Names and Lineage

Like most kabuki actors, Kikugorô went by a number of different stage names over the course of his career. He debuted as Onoe Eizaburô I, and spent time as Ôgawa Hashizô I, Onoe Baikô III, and Onoe Matsusuke II, before taking the name Onoe Kikugorô in 1815. He also used the poetry names (haimyô) Baiju, Gachô, Sanchô, and Baikô.

Kikugorô was adopted into the kabuki world by Onoe Shôroku I. He had three sons, Onoe Matsusuke III, Onoe Eizaburô IV, and Onoe Kikunosuke, and a grandson, Onoe Kikugorô V. Onoe Kikugorô IV and Ichimura Uzaemon XII were his sons-in-law.


Kikugorô made his debut on stage at the age of four in 1789, as Onoe Eizaburô I.

By 1810, he had already become acquainted with Tsuruya Nanboku IV, and had seen his first son's stage debut. Over the course of his career, he would develop a strong relationship with the playwright, performing in many of his productions, often alongside his own sons. Taking part in a number of shûmei naming ceremonies alongside his sons, the actor went through several different names, often passing them on to his sons, and finally taking the name Kikugorô III in 1815.

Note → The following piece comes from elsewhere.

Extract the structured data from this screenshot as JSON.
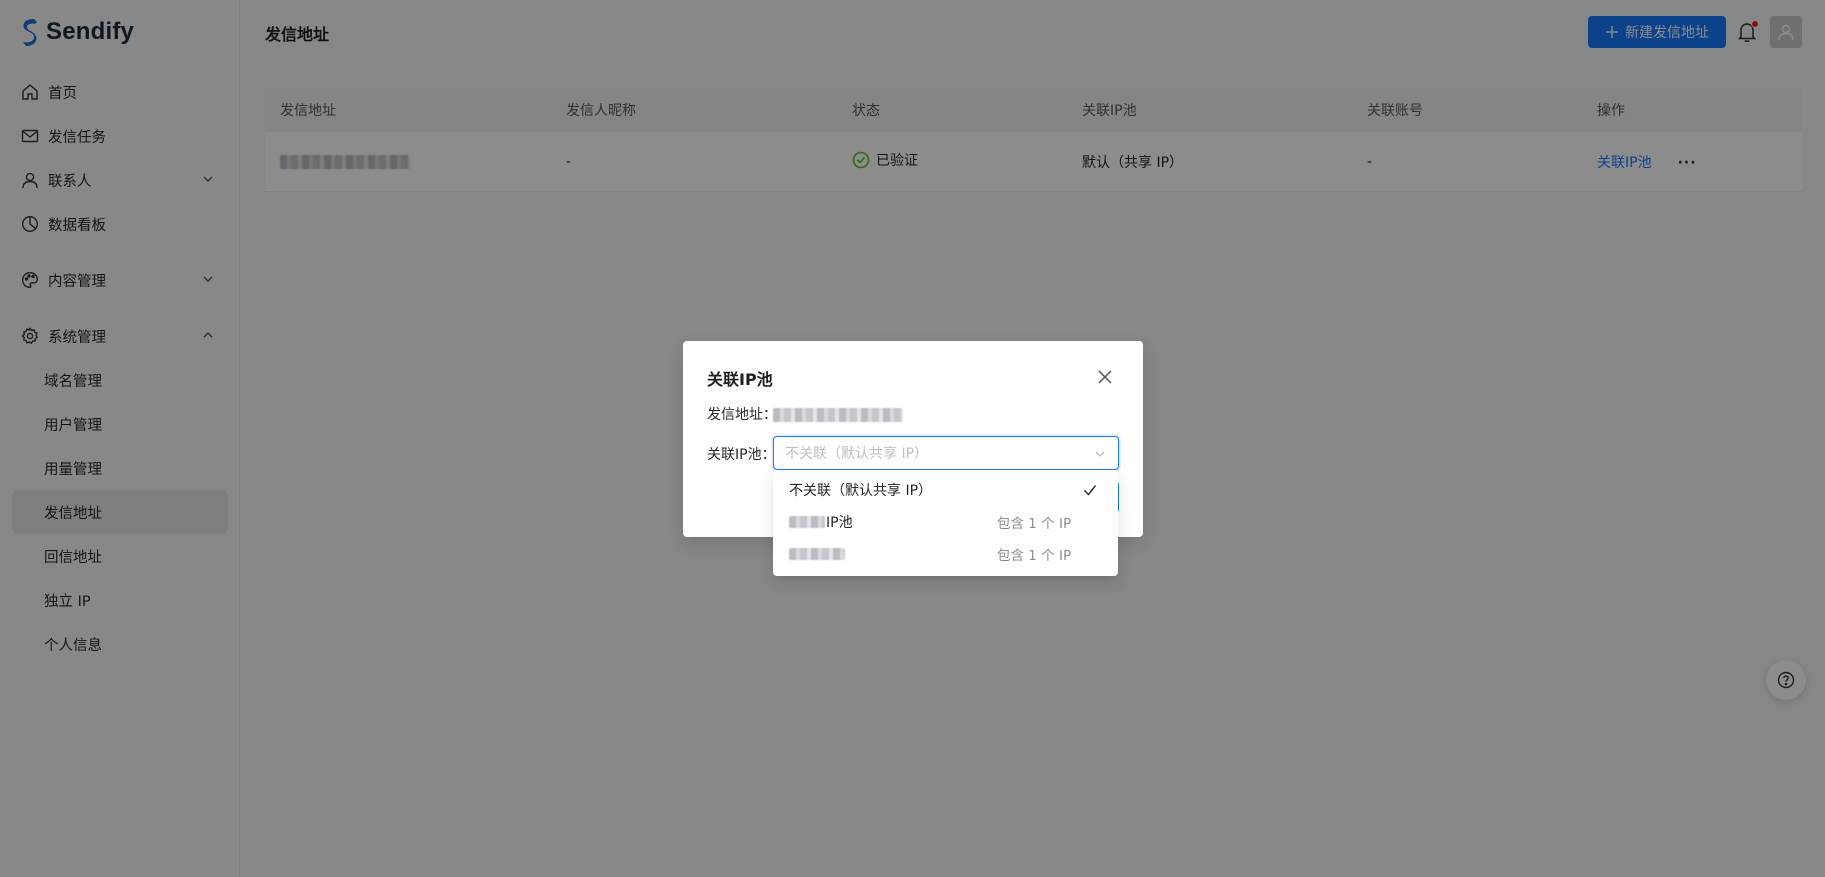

Kikugorô played the lead role of Oiwa, wife of Iemon, in the 1825 premiere of the now-famous ghost play Tôkaidô Yotsuya Kaidan; the role was written specifically for him by his playwright friend. Among his many roles over his career were those of Ôboshi Yuranosuke, Kô no Moronao and Tonase in Kanadeon Chûshingura, Sugawara no Michizane in Sugawara Denju Tenarai Kagami, and Shizuka Gozen and Itami Gonta in Yoshitsune Senbon Zakura. His rivalry with fellow actor Ichikawa Danjûrô VII added to the excitement and appeal of their many performances together.

He entered retirement in September 1847, after a final performance at the Ichimura-za, in a program called "Onoe Baiju Ichidai Banashi" after him. In his retirement, he took on the name Kikuya Manbei, and ran a mochi shop called the Kiku-ya. Kikugorô returned to the stage, however, the following year, performing under the stage name Ôgawa Hashizô I, in Edo and on a short tour in Nagoya.

Settling in Osaka towards the end of 1848, he fell ill the following year and died at the Kakegawa station on the Tôkaidô post road.


This article was written by User:LordAmeth and contributed to both the Samurai Archives Wiki and Wikipedia; the author gives permission for his work to be used in this way.